Indonesia instituted the world's biggest manta ray sanctuary covering millions of square kilometres as it seeks to protect the huge winged fish and draw more tourists to the sprawling archipelago. New legislation gives full protection to the creatures across all the waters surrounding Southeast Asia's biggest country, which for years has been the world's largest ray and shark fishery. Protection group Conservation International hailed the "bold" move and said it was influenced by a recent government-backed review that showed a single manta ray was worth one million dollars in tourism revenue over its lifetime. This compares to between $40 and $500 if caught and killed, the group said.
Many foreign tourists come to Indonesia every year to dive in some of the world's most biodiverse waters and manta rays are a favorite sight. The gentle beasts have wingspans up to 25 feet (7.5 metres), which they flap to propel themselves gracefully through the water. "Indonesia now has the second-largest manta ray tourism industry in the world, with an estimated annual turnover of $15 million," said Agus Dermawan, a senior official from the ministry of marine affairs and fisheries. "Given the huge area of reefs and islands in our country, if managed properly, Indonesia could become the top manta tourism destination on the planet."
The Maldives currently has the largest manta ray tourism sector. Indonesia is one of the few places in the world where tourists can easily see both species of manta rays, the oceanic and reef varieties. The new legislation protects both. Taking tourists out to view rays and other sea creatures provides livelihoods for many people working in popular dive spots across Indonesia. Key populations can be found near the resort island of Bali, Flores island in eastern Indonesia and Raja Ampat off the northwest tip of New Guinea island. Raja Ampat, a famous diving spot, is one of the few places in the world where both species of ray can be seen in the same place at the same time.
Manta rays thrive in Indonesia due its coral reefs and an abundance of the tiny sea animals the creatures feed on. They are social, gentle and intelligent, they have the largest brain to body ratio of any fish. Rays have little fear of humans which makes them popular with tourists but extremely vulnerable to being caught. In recent years the number of rays have declined rapidly due to high demand in China, in particular for the creatures' gills, for use in traditional medicine. The new legislation protects manta rays within Indonesia's 5.8 million square kilometres (2.2 million square miles) of ocean, banning fishing of the rays and their export.
It came a year after the local government in Raja Ampat announced the creation of a 46,000-square-kilometre shark and ray sanctuary. The decision by Jakarta also followed a landmark deal last year to restrict exports of manta rays and several species of shark by the 178-member Convention on International Trade in Endangered Species. However Conservation International conceded it would be hard to ensure Indonesia's new ban on fishing and exporting manta rays was followed in a country made up of more than 17,000 islands where law enforcement is often weak.

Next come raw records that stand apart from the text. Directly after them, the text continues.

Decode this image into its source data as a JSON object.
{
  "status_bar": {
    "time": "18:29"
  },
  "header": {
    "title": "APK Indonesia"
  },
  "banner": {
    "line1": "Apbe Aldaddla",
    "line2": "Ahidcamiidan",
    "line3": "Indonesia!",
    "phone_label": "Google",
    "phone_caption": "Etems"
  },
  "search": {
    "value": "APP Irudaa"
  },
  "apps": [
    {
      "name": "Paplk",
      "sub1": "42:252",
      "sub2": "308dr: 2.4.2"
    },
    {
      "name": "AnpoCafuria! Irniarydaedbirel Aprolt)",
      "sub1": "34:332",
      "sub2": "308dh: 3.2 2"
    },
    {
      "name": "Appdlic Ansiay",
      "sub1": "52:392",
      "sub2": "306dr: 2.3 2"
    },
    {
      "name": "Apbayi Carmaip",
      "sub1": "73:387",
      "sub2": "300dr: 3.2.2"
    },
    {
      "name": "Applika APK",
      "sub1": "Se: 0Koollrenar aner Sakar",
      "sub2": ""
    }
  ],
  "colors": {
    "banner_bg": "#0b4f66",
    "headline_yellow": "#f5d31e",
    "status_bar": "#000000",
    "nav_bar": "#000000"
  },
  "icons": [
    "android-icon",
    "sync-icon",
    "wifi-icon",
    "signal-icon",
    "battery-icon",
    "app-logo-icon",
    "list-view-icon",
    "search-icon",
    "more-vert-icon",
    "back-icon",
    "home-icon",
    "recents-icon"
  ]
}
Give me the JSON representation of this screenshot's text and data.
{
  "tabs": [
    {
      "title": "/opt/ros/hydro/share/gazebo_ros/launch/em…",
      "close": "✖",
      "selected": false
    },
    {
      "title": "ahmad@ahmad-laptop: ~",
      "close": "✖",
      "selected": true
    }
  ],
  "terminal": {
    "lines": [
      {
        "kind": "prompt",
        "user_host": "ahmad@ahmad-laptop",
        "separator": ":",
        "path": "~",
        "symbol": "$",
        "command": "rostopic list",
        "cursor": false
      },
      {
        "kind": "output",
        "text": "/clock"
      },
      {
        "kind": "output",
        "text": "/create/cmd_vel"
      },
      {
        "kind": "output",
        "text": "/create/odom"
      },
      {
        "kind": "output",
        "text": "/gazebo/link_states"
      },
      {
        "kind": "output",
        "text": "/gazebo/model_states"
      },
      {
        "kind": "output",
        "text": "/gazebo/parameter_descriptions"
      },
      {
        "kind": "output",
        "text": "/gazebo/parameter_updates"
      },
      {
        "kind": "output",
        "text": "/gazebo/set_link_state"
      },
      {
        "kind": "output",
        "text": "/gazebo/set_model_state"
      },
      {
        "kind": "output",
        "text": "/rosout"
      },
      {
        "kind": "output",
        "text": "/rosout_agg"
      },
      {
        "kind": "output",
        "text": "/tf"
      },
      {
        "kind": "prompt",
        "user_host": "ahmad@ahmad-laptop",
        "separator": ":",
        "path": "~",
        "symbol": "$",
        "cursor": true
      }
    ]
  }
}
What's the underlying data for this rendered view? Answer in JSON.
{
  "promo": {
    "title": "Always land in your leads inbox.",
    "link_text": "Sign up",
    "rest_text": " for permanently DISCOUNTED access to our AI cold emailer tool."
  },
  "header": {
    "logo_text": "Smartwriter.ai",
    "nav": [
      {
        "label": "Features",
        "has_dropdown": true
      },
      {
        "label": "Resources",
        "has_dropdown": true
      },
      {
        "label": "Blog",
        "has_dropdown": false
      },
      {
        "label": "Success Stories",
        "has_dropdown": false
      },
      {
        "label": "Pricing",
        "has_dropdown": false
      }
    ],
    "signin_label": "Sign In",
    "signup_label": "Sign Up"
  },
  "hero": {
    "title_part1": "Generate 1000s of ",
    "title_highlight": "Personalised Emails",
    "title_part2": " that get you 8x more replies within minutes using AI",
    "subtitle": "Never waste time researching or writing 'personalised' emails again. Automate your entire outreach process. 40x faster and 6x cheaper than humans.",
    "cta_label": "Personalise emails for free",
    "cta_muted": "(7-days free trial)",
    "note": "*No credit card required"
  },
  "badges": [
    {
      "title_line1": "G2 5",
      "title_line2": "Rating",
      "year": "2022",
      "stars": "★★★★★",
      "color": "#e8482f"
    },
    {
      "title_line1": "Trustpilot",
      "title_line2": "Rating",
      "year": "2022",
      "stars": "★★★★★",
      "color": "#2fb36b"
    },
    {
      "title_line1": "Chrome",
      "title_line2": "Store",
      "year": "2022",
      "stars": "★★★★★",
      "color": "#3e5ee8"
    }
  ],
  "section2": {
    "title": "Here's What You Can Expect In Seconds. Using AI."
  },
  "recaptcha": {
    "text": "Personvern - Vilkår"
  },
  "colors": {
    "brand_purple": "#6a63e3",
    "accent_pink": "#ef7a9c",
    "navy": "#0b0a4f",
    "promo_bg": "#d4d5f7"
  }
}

Tiene Gunawan, the group's Indonesia marine programme director, said that "enforcement is lacking in Indonesia" but added her organisation, other NGOs and government were working with fishermen to encourage them to follow the rules. "We are still hopeful this will work,” she said. Indonesia joins countries including Ecuador, the Philippines, New Zealand and Mexico in granting full protection to their manta rays. The International Union for Conservation of Nature classifies both species of manta ray as vulnerable.